USDA appeals officer denies Huber argumentsFARGO, N.D. — The U.S. Department of Agriculture has denied another appeal by Duane Huber, his family and two others in which the Farm Service Agency says should pay back farm program payments they received fraudulently from 1995 through 2000.
By: Mikkel Pates, Agweek
FARGO, N.D. — The U.S. Department of Agriculture has denied another appeal by Duane Huber, his family and two others in which the Farm Service Agency says should pay back farm program payments they received fraudulently from 1995 through 2000.
This appeal involves refunds of farm program payments involving what the government called “sham” farms, led by Huber of Wimbledon, N.D. These penalties go beyond a 2002 criminal conviction, in which Huber served 60 months in federal prison in Duluth, Minn., and forfeited $3.9 million.
Huber’s was the largest case of its kind in North Dakota history, and was one of the largest nationwide.
Since the criminal case, USDA’s Farm Service Agency since 2007 has been pursuing the Hubers and two others for refunds of the farm programs. This has since gone through various levels, including mediation, and now to a USDA National Appeals Division hearing officer.
Doug Johnson, a son-in-law of Duane Huber, who has helped him with the legal issues, says the family hasn’t decided whether to ask for a review of the latest NAD decision, or whether there may be further legal avenues.

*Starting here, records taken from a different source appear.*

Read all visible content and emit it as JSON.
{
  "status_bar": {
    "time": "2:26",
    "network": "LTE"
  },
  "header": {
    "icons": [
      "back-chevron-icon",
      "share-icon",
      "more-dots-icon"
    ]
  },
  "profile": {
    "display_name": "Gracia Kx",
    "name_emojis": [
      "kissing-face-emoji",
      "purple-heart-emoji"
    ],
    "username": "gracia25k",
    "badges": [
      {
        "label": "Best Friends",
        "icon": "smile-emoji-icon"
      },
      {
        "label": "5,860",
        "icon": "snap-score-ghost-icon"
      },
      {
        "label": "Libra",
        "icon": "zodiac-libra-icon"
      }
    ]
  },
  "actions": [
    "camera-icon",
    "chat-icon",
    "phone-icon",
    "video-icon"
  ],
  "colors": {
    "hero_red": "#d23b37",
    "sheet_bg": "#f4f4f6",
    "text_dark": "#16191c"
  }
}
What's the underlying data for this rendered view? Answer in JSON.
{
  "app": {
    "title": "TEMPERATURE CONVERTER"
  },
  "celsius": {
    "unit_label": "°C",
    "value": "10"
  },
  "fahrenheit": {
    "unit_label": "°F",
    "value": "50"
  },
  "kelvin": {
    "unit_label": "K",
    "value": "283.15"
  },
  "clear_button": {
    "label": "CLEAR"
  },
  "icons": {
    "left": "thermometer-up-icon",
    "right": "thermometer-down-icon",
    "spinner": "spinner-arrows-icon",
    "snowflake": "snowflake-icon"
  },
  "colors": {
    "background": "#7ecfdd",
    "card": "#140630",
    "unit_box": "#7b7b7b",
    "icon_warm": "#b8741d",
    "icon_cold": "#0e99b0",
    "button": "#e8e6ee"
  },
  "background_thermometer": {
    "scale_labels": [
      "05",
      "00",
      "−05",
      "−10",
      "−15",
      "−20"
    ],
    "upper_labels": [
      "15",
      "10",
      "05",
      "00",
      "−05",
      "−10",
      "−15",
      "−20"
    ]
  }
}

Ronald Stubblefield, an NAD hearing officer, in a May 8 determination, upheld FSA’s earlier adverse decision against Huber on Dec. 17, 2007. His report recently was posted on a NAD website. Many names in the case were replaced with “XXXXX,” but the report clearly is about the Huber appeal because of references to the state as well as other details.
Stubblefield says he agrees with the FSA that Huber and had engaged with other parties to circumvent individual payment limitations for FSA programs involving farms.
He disagrees with Hubers’ various contentions — that the earlier jury decision not to seek restitution should prevent further penalties, that the FSA decisions should be barred by a statute of limitations, or that the appellants “could have legitimately accomplished the same results if they had merely formed other business entities.”
“What appellants might have done does not excuse what they actually did,” Stubblefield says.
The officer says Huber argued there “is no measurable standard for what constitutes ‘actively engaged in farming’ and ‘active personal management’” and that the issue might be “unconstitutionally vague.” While the officer says the constitutionality is beyond his purview, he says, “I do not find this vagueness argument persuasive.”
The FSA determined that the various parties’ “contributions to the various farming operations were not commensurate with the interests shown on” Farm Operating Plans filed with the agency. The agency concluded the parties were therefore ineligible for farm program benefits
There ‘was no scheme’
Huber claimed there “was no scheme” and that the third parties were “separate and distinct producers providing equipment, labor and management in appropriate shares.
Stubblefield says none of the third parties participated in the latest appeal.
A face-to-face hearing was originally scheduled for Feb. 3, but, at Huber’s request, was changed to a record review. Filings and responses were closed on April 24.
“I conclude FSA did not err in finding appellants and third parties ineligible for program payments for specific years, based on the conclusion that they engaged in a scheme to avoid program payment limitations,” Stubblefield says.
One of the appellants in the case is Huber’s son, Steven Huber, filed one of FOP reports in July 1996, saying he was farming 844.1 acres and providing 100 percent of the capital and 100 percent of the active personal management. Subsequent forms were filed in 1997, 1998 and 1999, and Steven Huber received program payments for each of those years, according to the NAD report. Other third parties had similar situations.
Stubblefield says the “clear weight of evidence show” that Huber had “organized a scheme, involving himself” and the others. He had “enlisted” the others “to falsely list themselves as farm operators with FSA, to circumvent USDA payment limitations, and hired his own operator for the various farms. The party who signed the FOP received all farm income, program payments and crop insurance proceeds, putting those monies into a farm account. Then, the party paid all proceeds to appellant 2 by checks with various notations indicating they were payments for services or goods provided.
“In return, each party received a fixed yearly payment from appellant 2, between $3,000 and $9,000, and was repaid any increase in the amount of income taxes,” Stubblefield says.
In some cases, a third party couldn’t write a check without Huber’s permission.
Stubblefield says while Steve Huber was dismissed from the criminal case, which requires a standard of proof “beyond a reasonable doubt,” the administrative case requires only a “prepond-
erance of evidence.”